====== Recorded data ======

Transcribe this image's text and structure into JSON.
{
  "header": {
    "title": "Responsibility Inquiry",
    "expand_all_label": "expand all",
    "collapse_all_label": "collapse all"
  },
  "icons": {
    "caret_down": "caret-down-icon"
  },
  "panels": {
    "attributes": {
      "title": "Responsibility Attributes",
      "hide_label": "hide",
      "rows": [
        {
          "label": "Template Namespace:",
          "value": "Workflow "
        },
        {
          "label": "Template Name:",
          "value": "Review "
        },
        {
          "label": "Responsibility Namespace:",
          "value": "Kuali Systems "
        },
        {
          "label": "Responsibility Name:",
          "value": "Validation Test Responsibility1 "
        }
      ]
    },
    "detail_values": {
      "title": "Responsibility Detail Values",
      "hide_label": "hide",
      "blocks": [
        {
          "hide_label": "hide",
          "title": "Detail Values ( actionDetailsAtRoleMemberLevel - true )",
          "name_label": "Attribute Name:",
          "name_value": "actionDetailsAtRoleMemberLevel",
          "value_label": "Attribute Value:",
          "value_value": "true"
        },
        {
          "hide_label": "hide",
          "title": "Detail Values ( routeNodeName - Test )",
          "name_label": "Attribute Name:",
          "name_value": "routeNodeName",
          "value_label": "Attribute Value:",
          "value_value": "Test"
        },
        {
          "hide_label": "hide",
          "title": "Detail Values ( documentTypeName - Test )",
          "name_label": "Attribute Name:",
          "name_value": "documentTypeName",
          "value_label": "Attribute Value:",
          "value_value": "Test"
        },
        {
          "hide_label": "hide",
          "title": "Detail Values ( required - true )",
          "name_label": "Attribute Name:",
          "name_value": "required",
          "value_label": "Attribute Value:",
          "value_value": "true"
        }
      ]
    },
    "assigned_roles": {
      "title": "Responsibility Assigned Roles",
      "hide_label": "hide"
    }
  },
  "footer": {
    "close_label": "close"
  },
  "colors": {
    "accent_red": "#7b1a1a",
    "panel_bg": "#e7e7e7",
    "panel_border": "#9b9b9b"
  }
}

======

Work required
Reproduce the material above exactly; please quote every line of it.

Task output
Transcribe this image's text and structure into JSON.
{
  "header": {
    "title": "Responsibility Inquiry",
    "expand_all_label": "expand all",
    "collapse_all_label": "collapse all"
  },
  "icons": {
    "caret_down": "caret-down-icon"
  },
  "panels": {
    "attributes": {
      "title": "Responsibility Attributes",
      "hide_label": "hide",
      "rows": [
        {
          "label": "Template Namespace:",
          "value": "Workflow "
        },
        {
          "label": "Template Name:",
          "value": "Review "
        },
        {
          "label": "Responsibility Namespace:",
          "value": "Kuali Systems "
        },
        {
          "label": "Responsibility Name:",
          "value": "Validation Test Responsibility1 "
        }
      ]
    },
    "detail_values": {
      "title": "Responsibility Detail Values",
      "hide_label": "hide",
      "blocks": [
        {
          "hide_label": "hide",
          "title": "Detail Values ( actionDetailsAtRoleMemberLevel - true )",
          "name_label": "Attribute Name:",
          "name_value": "actionDetailsAtRoleMemberLevel",
          "value_label": "Attribute Value:",
          "value_value": "true"
        },
        {
          "hide_label": "hide",
          "title": "Detail Values ( routeNodeName - Test )",
          "name_label": "Attribute Name:",
          "name_value": "routeNodeName",
          "value_label": "Attribute Value:",
          "value_value": "Test"
        },
        {
          "hide_label": "hide",
          "title": "Detail Values ( documentTypeName - Test )",
          "name_label": "Attribute Name:",
          "name_value": "documentTypeName",
          "value_label": "Attribute Value:",
          "value_value": "Test"
        },
        {
          "hide_label": "hide",
          "title": "Detail Values ( required - true )",
          "name_label": "Attribute Name:",
          "name_value": "required",
          "value_label": "Attribute Value:",
          "value_value": "true"
        }
      ]
    },
    "assigned_roles": {
      "title": "Responsibility Assigned Roles",
      "hide_label": "hide"
    }
  },
  "footer": {
    "close_label": "close"
  },
  "colors": {
    "accent_red": "#7b1a1a",
    "panel_bg": "#e7e7e7",
    "panel_border": "#9b9b9b"
  }
}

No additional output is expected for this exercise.